Some of my friends have already made the leap of faith into what they believe will be the greener pasture. How? Well, they achieved that through various means, which I will probably talk about in another day. Today, however, I am making an attempt to answer the million dollar question… is the grass really greener on the other side?
First thing that comes to mind about migrating, is that we can kiss all the scrumptious local cuisine goodbye. Yup, no more hokkien mee or “bak kut teh” or satay. It will also mean our mamak lifestyle will have to come to a stop.
Next in line is probably our family and friends, not many will be going with us. This also means we will probably have to move into a neighbourhood where everyone are strangers to us.
And how can we forget the beauty of piracy! No more
But most significantly, what we will miss most is the life that we have built here. This is more prominent for those who are already earning a 5 figure salary, or close to it. Migration will probably cause you to start your career all over again, or at least move a few steps backward. It will also probably put of a temporary stop to our everywhere-also-drive culture.
And those are not all, things can turn out worse. So suddenly… the grass isn’t exactly greener on the other side, isn’t it? But then again… despite all that, why do people still wanna make the leap to the other side?
Well, the question you and I should ask ourselves is… will you stay here just because you wanna eat “bak kut teh”? Do you wanna stay so that each time you jump light you can settle your summon on the spot at a discount? Do you wanna stay so that you can continue to sit in your air-cond car? Don’t forget the jam though.
So do you wanna stay?
It is a question that sometimes, even I really can't answer correctly. But what I do know is that if I do migrate to the greener pitch… say… Australia… I know my future and welfare is secured.
I know that if I am sick, I can walk into the gomen hospital and will receive first class treatment… free of charge. I will know I can rely on the public transport and it is very convenient. I know the selected representatives of the people will have to perform their best or else they will face serious repercussions. I know if I do own a car, I don’t have to worry about about mat rempits. I know I don’t have to utilise the one stop instant summon settlement facility because drivers there are law abiding citizens which means I don’t need to break the law to get around.

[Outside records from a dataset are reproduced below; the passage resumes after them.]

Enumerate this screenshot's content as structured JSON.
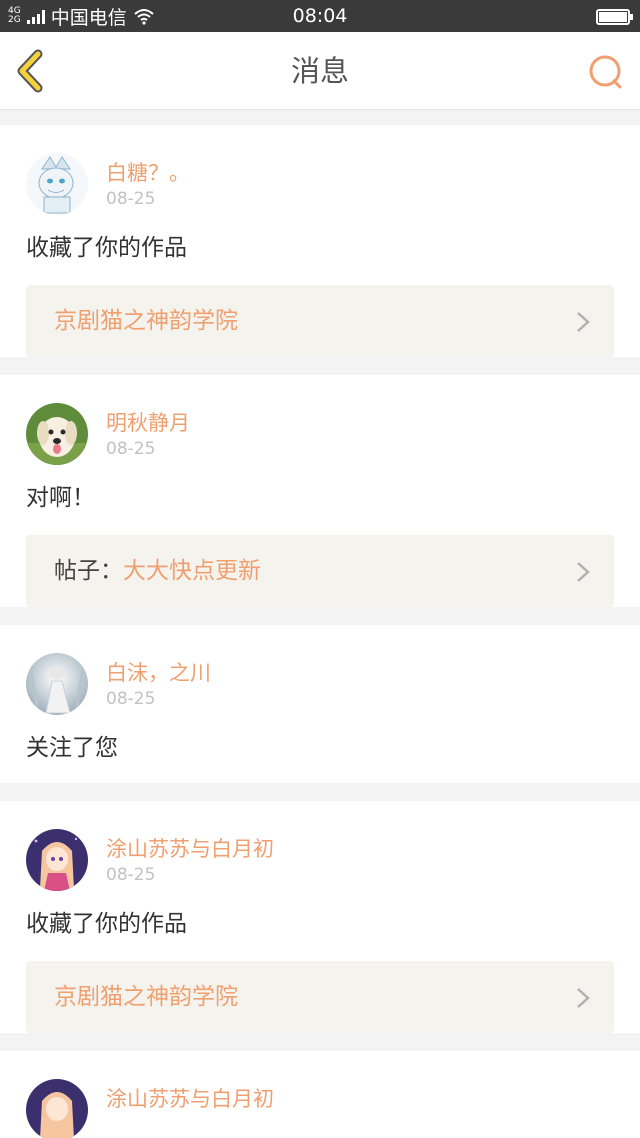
{
  "status_bar": {
    "network_top": "4G",
    "network_bottom": "2G",
    "carrier": "中国电信",
    "time": "08:04",
    "battery_level": 1.0
  },
  "nav": {
    "title": "消息",
    "back_icon": "chevron-left-icon",
    "search_icon": "search-icon"
  },
  "colors": {
    "accent": "#f0a070",
    "back_arrow": "#f2d13c",
    "link_bg": "#f4f3ed"
  },
  "messages": [
    {
      "user": "白糖？。",
      "date": "08-25",
      "text": "收藏了你的作品",
      "link_prefix": "",
      "link": "京剧猫之神韵学院"
    },
    {
      "user": "明秋静月",
      "date": "08-25",
      "text": "对啊！",
      "link_prefix": "帖子：",
      "link": "大大快点更新"
    },
    {
      "user": "白沫，之川",
      "date": "08-25",
      "text": "关注了您"
    },
    {
      "user": "涂山苏苏与白月初",
      "date": "08-25",
      "text": "收藏了你的作品",
      "link_prefix": "",
      "link": "京剧猫之神韵学院"
    },
    {
      "user": "涂山苏苏与白月初"
    }
  ]
}
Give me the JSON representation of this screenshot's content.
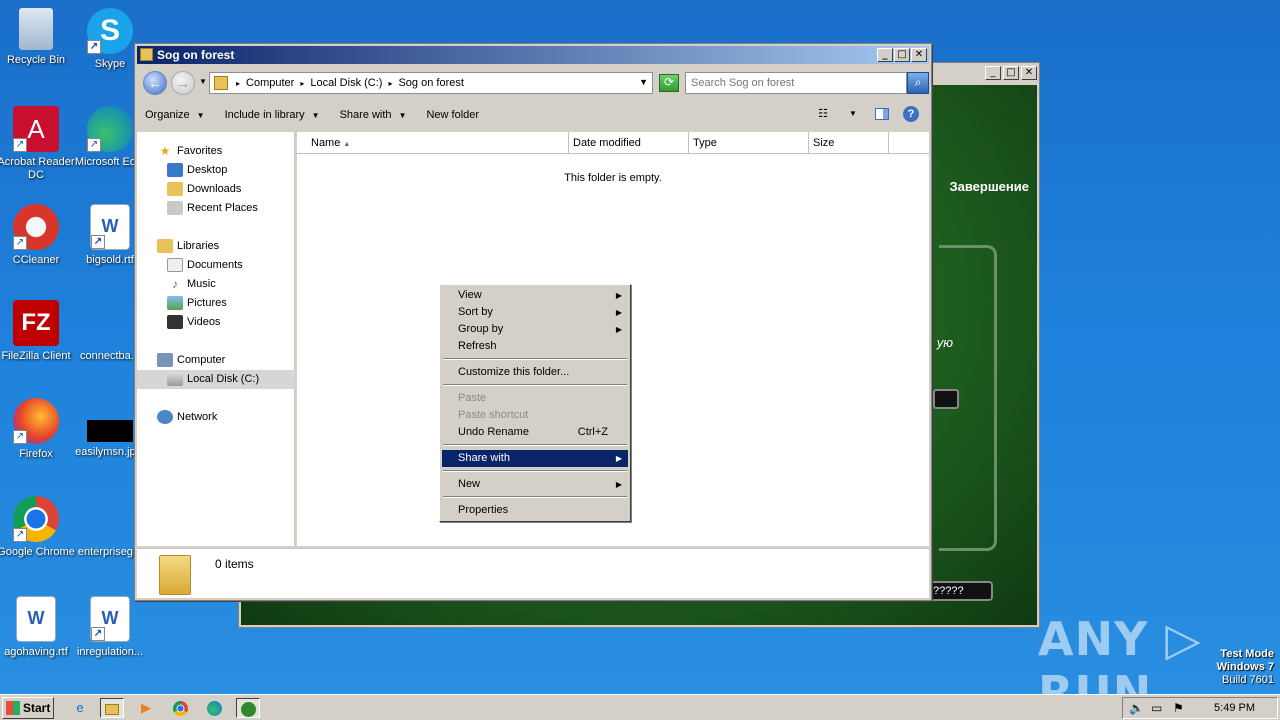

I also know that when I have children, I can send them to universities like Monash or RMIT and only pay less than AUD1,000 per semester while if I were here, I will have to pay RM20,000
per semester for one degree for my children to enter institutions like Universiti Malaya or Universiti Kebangsaan Malaysia. No disrespect but which university would you want? Oh yeah… I also know there is no racial quota in university entry.
There are many other things too, things we know by heart but we are not allowed to talk about it or risk the serious consequences. Oh… I can also take comfort that I can speak my mind on the other side.
Yes… if you take all factors into consideration, the grass may not be greener on the other side. But one thing for sure, there is certainly grass there. And when we look at the ground that we are stepping on, how does it look like? Based on recent weather, the ground looks muddy and we may have to brace ourselves for more floods. So do you think you will be stepping on any grass soon?
So… muddy ground or grass… anyone?